WORK INSTRUCTIONS
The entries that follow should be duplicated in full, without a single alteration.

===== EXCERPTED DATA =====

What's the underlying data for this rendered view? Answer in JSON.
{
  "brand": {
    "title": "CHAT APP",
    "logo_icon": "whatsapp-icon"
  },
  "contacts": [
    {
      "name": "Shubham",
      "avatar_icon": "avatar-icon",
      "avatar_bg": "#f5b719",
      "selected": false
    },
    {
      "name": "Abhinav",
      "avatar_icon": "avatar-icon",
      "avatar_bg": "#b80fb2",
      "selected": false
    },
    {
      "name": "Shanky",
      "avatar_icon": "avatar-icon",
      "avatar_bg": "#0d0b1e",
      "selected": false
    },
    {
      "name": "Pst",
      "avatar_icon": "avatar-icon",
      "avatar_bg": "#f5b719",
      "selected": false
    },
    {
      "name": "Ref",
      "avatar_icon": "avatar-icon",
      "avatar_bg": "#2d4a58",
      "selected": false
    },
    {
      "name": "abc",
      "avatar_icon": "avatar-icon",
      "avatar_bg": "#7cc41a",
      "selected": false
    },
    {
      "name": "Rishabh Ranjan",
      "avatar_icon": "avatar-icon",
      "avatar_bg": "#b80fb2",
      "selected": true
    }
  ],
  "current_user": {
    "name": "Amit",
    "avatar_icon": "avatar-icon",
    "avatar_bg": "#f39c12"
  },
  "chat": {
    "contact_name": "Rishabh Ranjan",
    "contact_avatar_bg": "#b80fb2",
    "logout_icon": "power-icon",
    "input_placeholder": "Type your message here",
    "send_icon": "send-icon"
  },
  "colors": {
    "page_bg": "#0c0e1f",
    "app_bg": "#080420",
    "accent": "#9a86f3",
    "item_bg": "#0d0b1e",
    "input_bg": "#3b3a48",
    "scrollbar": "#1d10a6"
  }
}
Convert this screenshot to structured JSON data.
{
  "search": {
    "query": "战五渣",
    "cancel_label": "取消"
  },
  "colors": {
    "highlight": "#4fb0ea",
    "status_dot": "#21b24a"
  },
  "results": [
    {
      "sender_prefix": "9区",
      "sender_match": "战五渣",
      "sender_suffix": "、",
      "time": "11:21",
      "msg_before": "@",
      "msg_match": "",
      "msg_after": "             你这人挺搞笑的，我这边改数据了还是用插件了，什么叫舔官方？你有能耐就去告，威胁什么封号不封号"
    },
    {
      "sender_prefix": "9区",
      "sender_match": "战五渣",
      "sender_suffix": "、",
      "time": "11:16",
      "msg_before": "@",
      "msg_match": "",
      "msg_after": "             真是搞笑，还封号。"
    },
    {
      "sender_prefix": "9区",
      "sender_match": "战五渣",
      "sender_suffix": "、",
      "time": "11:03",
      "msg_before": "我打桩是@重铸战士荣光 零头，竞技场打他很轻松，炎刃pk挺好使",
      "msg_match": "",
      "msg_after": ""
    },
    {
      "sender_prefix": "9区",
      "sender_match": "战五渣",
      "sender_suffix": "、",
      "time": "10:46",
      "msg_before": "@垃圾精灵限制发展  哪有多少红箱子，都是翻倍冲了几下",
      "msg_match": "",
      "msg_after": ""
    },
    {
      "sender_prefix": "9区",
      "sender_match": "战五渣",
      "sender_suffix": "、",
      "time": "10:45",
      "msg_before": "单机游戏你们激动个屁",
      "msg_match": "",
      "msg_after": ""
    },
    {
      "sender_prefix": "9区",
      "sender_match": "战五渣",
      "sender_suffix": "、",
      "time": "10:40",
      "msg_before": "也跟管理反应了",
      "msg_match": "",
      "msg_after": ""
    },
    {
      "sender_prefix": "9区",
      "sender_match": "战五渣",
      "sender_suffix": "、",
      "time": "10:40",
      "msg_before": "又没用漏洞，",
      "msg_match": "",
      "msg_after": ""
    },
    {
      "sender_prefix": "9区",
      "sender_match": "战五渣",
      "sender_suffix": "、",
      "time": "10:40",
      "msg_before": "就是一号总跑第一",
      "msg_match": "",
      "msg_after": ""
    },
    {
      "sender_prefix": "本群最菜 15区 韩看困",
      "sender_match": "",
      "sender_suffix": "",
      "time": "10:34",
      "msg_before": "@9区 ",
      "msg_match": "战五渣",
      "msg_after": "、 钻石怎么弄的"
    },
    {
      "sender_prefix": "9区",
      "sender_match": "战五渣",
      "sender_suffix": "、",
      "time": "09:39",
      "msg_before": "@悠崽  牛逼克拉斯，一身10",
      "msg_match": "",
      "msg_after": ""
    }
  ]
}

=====

ANSWER SPACE
What's the underlying data for this rendered view? Answer in JSON.
{
  "brand": {
    "title": "CHAT APP",
    "logo_icon": "whatsapp-icon"
  },
  "contacts": [
    {
      "name": "Shubham",
      "avatar_icon": "avatar-icon",
      "avatar_bg": "#f5b719",
      "selected": false
    },
    {
      "name": "Abhinav",
      "avatar_icon": "avatar-icon",
      "avatar_bg": "#b80fb2",
      "selected": false
    },
    {
      "name": "Shanky",
      "avatar_icon": "avatar-icon",
      "avatar_bg": "#0d0b1e",
      "selected": false
    },
    {
      "name": "Pst",
      "avatar_icon": "avatar-icon",
      "avatar_bg": "#f5b719",
      "selected": false
    },
    {
      "name": "Ref",
      "avatar_icon": "avatar-icon",
      "avatar_bg": "#2d4a58",
      "selected": false
    },
    {
      "name": "abc",
      "avatar_icon": "avatar-icon",
      "avatar_bg": "#7cc41a",
      "selected": false
    },
    {
      "name": "Rishabh Ranjan",
      "avatar_icon": "avatar-icon",
      "avatar_bg": "#b80fb2",
      "selected": true
    }
  ],
  "current_user": {
    "name": "Amit",
    "avatar_icon": "avatar-icon",
    "avatar_bg": "#f39c12"
  },
  "chat": {
    "contact_name": "Rishabh Ranjan",
    "contact_avatar_bg": "#b80fb2",
    "logout_icon": "power-icon",
    "input_placeholder": "Type your message here",
    "send_icon": "send-icon"
  },
  "colors": {
    "page_bg": "#0c0e1f",
    "app_bg": "#080420",
    "accent": "#9a86f3",
    "item_bg": "#0d0b1e",
    "input_bg": "#3b3a48",
    "scrollbar": "#1d10a6"
  }
}
Convert this screenshot to structured JSON data.
{
  "search": {
    "query": "战五渣",
    "cancel_label": "取消"
  },
  "colors": {
    "highlight": "#4fb0ea",
    "status_dot": "#21b24a"
  },
  "results": [
    {
      "sender_prefix": "9区",
      "sender_match": "战五渣",
      "sender_suffix": "、",
      "time": "11:21",
      "msg_before": "@",
      "msg_match": "",
      "msg_after": "             你这人挺搞笑的，我这边改数据了还是用插件了，什么叫舔官方？你有能耐就去告，威胁什么封号不封号"
    },
    {
      "sender_prefix": "9区",
      "sender_match": "战五渣",
      "sender_suffix": "、",
      "time": "11:16",
      "msg_before": "@",
      "msg_match": "",
      "msg_after": "             真是搞笑，还封号。"
    },
    {
      "sender_prefix": "9区",
      "sender_match": "战五渣",
      "sender_suffix": "、",
      "time": "11:03",
      "msg_before": "我打桩是@重铸战士荣光 零头，竞技场打他很轻松，炎刃pk挺好使",
      "msg_match": "",
      "msg_after": ""
    },
    {
      "sender_prefix": "9区",
      "sender_match": "战五渣",
      "sender_suffix": "、",
      "time": "10:46",
      "msg_before": "@垃圾精灵限制发展  哪有多少红箱子，都是翻倍冲了几下",
      "msg_match": "",
      "msg_after": ""
    },
    {
      "sender_prefix": "9区",
      "sender_match": "战五渣",
      "sender_suffix": "、",
      "time": "10:45",
      "msg_before": "单机游戏你们激动个屁",
      "msg_match": "",
      "msg_after": ""
    },
    {
      "sender_prefix": "9区",
      "sender_match": "战五渣",
      "sender_suffix": "、",
      "time": "10:40",
      "msg_before": "也跟管理反应了",
      "msg_match": "",
      "msg_after": ""
    },
    {
      "sender_prefix": "9区",
      "sender_match": "战五渣",
      "sender_suffix": "、",
      "time": "10:40",
      "msg_before": "又没用漏洞，",
      "msg_match": "",
      "msg_after": ""
    },
    {
      "sender_prefix": "9区",
      "sender_match": "战五渣",
      "sender_suffix": "、",
      "time": "10:40",
      "msg_before": "就是一号总跑第一",
      "msg_match": "",
      "msg_after": ""
    },
    {
      "sender_prefix": "本群最菜 15区 韩看困",
      "sender_match": "",
      "sender_suffix": "",
      "time": "10:34",
      "msg_before": "@9区 ",
      "msg_match": "战五渣",
      "msg_after": "、 钻石怎么弄的"
    },
    {
      "sender_prefix": "9区",
      "sender_match": "战五渣",
      "sender_suffix": "、",
      "time": "09:39",
      "msg_before": "@悠崽  牛逼克拉斯，一身10",
      "msg_match": "",
      "msg_after": ""
    }
  ]
}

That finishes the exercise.